Sermons from the National Cathedral
Soundings for the Journey
(If any tax is payable it will be calculated and shown at checkout.)
Print & copy permissions
About the author
Samuel T. Lloyd III is a priest of the Episcopal Church in the United States who served as the ninth Dean of the Washington National Cathedral, having been installed there on April 23, 2005, and serving until September 18, 2011. Before his tenure as Dean, Samuel Lloyd previously served as rector of historic Trinity Church, Copley Square in Boston, Massachusetts, one of the largest Episcopal congregations in the United States. He returned to Trinity after leaving the National Cathedral. Lloyd has taught in seminaries and has frequently spoken at conferences and conventions. He has preached on the “Protestant Hour” on radio and offered courses in the area of Christianity and literature, including Flannery O’Connor, Dante, contemporary fiction, C. S. Lewis, and the parables. He served as a regent of the University of the South. His writing and reviews have been published by the Sewanee Theological Review, Forward Movement, Anglican Digest, and Journal of Religion, among others.

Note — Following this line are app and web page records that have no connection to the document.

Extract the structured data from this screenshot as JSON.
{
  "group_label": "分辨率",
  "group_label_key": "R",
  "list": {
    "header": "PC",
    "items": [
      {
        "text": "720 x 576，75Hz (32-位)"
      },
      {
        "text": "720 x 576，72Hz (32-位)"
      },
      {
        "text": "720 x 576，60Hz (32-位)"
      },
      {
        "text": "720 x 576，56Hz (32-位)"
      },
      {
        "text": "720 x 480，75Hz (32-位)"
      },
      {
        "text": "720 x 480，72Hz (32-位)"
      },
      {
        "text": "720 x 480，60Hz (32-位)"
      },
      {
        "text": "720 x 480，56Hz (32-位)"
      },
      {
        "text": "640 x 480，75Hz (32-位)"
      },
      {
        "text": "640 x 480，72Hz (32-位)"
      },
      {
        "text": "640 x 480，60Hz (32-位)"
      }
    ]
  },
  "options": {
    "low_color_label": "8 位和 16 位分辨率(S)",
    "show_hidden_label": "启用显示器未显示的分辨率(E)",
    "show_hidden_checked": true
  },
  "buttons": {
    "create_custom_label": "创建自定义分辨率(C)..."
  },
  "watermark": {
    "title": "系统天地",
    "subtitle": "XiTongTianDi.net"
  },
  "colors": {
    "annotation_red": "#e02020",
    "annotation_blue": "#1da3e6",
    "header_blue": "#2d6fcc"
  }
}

Washington National Cathedral stands in an unparalleled position at the intersection of religious faith and public life in America, and has been called the “spiritual home for the nation.” Dean Samuel T. Lloyd III occupied its massive Canterbury pulpit as dean during an often- turbulent period in the nation and rapid changes in American religious life.
In Sermons from the National Cathedral, Dean Lloyd provides a compelling vision of an intellectually alive, publicly engaged Christian faith, a vision of the Christian life rooted in ancient teaching. Readers will find the sermonsse engaging and appreciate that Dean Lloyd takes seriously the experiences of doubt and searching that are so much a part of the modern religious experience of our time. He successfully demonstrates the positive role faith can play in public life and addresses the questions and challenges faith must face in the twenty-first century.
These soundings, as Lloyd calls them, illumine the full spectrum of Christian belief while also addressing such issues as the difficulty of faith, the relationship between science and faith, the mystery of suffering, the necessity of forgiveness, the meaning of the cross, the urgency of reconciliation, and the call to care for the earth. These reflections will appeal to traditional Christians seeking spiritual enrichment and are accessible to those seeking answers to how their faith fits into our modern world.
Rowman & Littlefield Publishers
; April 2013
382 pages; ISBN 9781442222854Read online
, or download in secure EPUB
or secure PDF format
Title: Sermons from the National Cathedral
Author: Samuel T. Lloyd; Jon Meacham
Book One – Reflections on Faith
Book Two -Events and Issues
Anniversary of 9/11
Place of Reconciliation
Race and Poverty
Book Three - Church Year
The Real Thing
The Communion of Saints
In the press
This collection of Samuel Lloyd’s sermons from the National Cathedral provide a clear voice of a “generous-spirited Christianity” (immediate and accessible) which is deeply needed in this new century. He sees the heart of the gospel as the gift and call to be fully human and he preaches not only with grace, but with a canny sense of the struggles of the age. His is a stealth radicalism of compassion, which comes in under the radar, often catching the reader unawares with its clarity and challenge, with its bite and risk.
These sermons are the product of a literary and generous imagination combining intellectual rigor with simple charity in assuring his readers of the abiding goodness at the heart of things. It’s as if he’s saying over and over again, “Don’t lose heart!” Good news in a time when the heart seems to have been knocked out of things. And what is at the heart of these sermons? A sense of the sacred, and affirmation of the holy, an affirmation of hope in a time when many fear, with the poet Philip Larkin, that, in the end, there is “no sight, no sound,?/No touch or taste or smell, /nothing to think with,?/Nothing to love or link with.” Lloyd preaches Good news.